In last week's TES, he said previous experience outside the classroom is necessary if a teacher is going to develop creativity and intellectual curiosity.
"Philip Pullman, who do you think you are?" said 28-year-old Markette, from Brighouse, west Yorkshire. "Pupils need teachers with enthusiasm, verve and passion. I feel fully experienced, thank you very much."
However, some contributors commended Mr Pullman for making a valid point, but suggested his selection of 35 as an appropriate cut-off age was somewhat arbitrary.
David, from Stafford, said: "By the age of 31 I'd fought in a war, gone back to uni and had walked on the wild side. I don't expect some wishy-washy writer to preach to me about life experience."
Others offered amendments of their own. "Until you are over 35, you don't realise how much you didn't know earlier. How about not being allowed to be a teacher until you've had a family?" said Vanessa, from Cowes on the Isle of Wight.
Away from the online discussion board there were practical concerns, which echoed across the profession. Steve Lesik, 52-year-old deputy head at Chesterton community college, in Cambridge, went into teaching at the age of 21.
"I didn't feel there was anything lacking when I went into teaching. Some of the best preparation I had was working in an abattoir, where I met a variety of people," he said.
"But I don't think we have any choice at the moment, because of the recruitment crisis. Philip Pullman doesn't appreciate the pressure we're under."

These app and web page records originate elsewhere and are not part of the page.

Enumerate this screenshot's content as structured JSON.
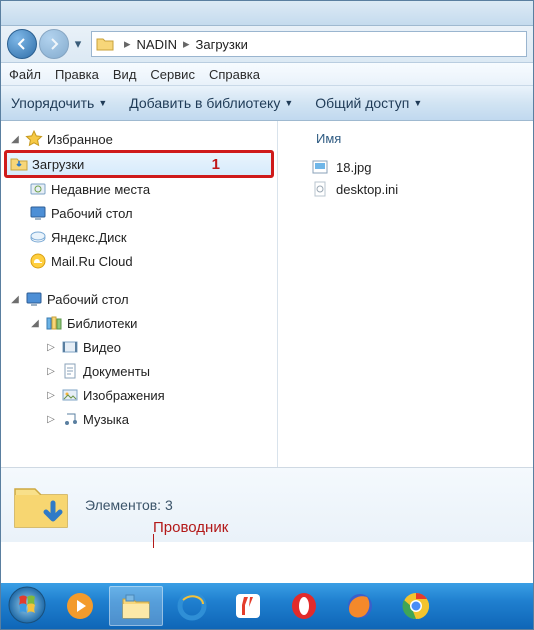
{
  "breadcrumb": {
    "root": "NADIN",
    "current": "Загрузки"
  },
  "menubar": {
    "file": "Файл",
    "edit": "Правка",
    "view": "Вид",
    "service": "Сервис",
    "help": "Справка"
  },
  "toolbar": {
    "organize": "Упорядочить",
    "addlib": "Добавить в библиотеку",
    "share": "Общий доступ"
  },
  "columns": {
    "name": "Имя"
  },
  "files": [
    {
      "name": "18.jpg"
    },
    {
      "name": "desktop.ini"
    }
  ],
  "nav": {
    "favorites_label": "Избранное",
    "favorites": [
      {
        "label": "Загрузки"
      },
      {
        "label": "Недавние места"
      },
      {
        "label": "Рабочий стол"
      },
      {
        "label": "Яндекс.Диск"
      },
      {
        "label": "Mail.Ru Cloud"
      }
    ],
    "desktop_label": "Рабочий стол",
    "libraries_label": "Библиотеки",
    "libraries": [
      {
        "label": "Видео"
      },
      {
        "label": "Документы"
      },
      {
        "label": "Изображения"
      },
      {
        "label": "Музыка"
      }
    ]
  },
  "annotations": {
    "marker1": "1",
    "explorer_label": "Проводник"
  },
  "status": {
    "elements_label": "Элементов: 3"
  }
}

Lois Mills, a 25-year-old newly-qualified English teacher, at Dowdales school, in Cumbria, said: "Hell, if we all went into teaching at 35, we wouldn't have a pension to fund ourselves. We'd be working until we were 90."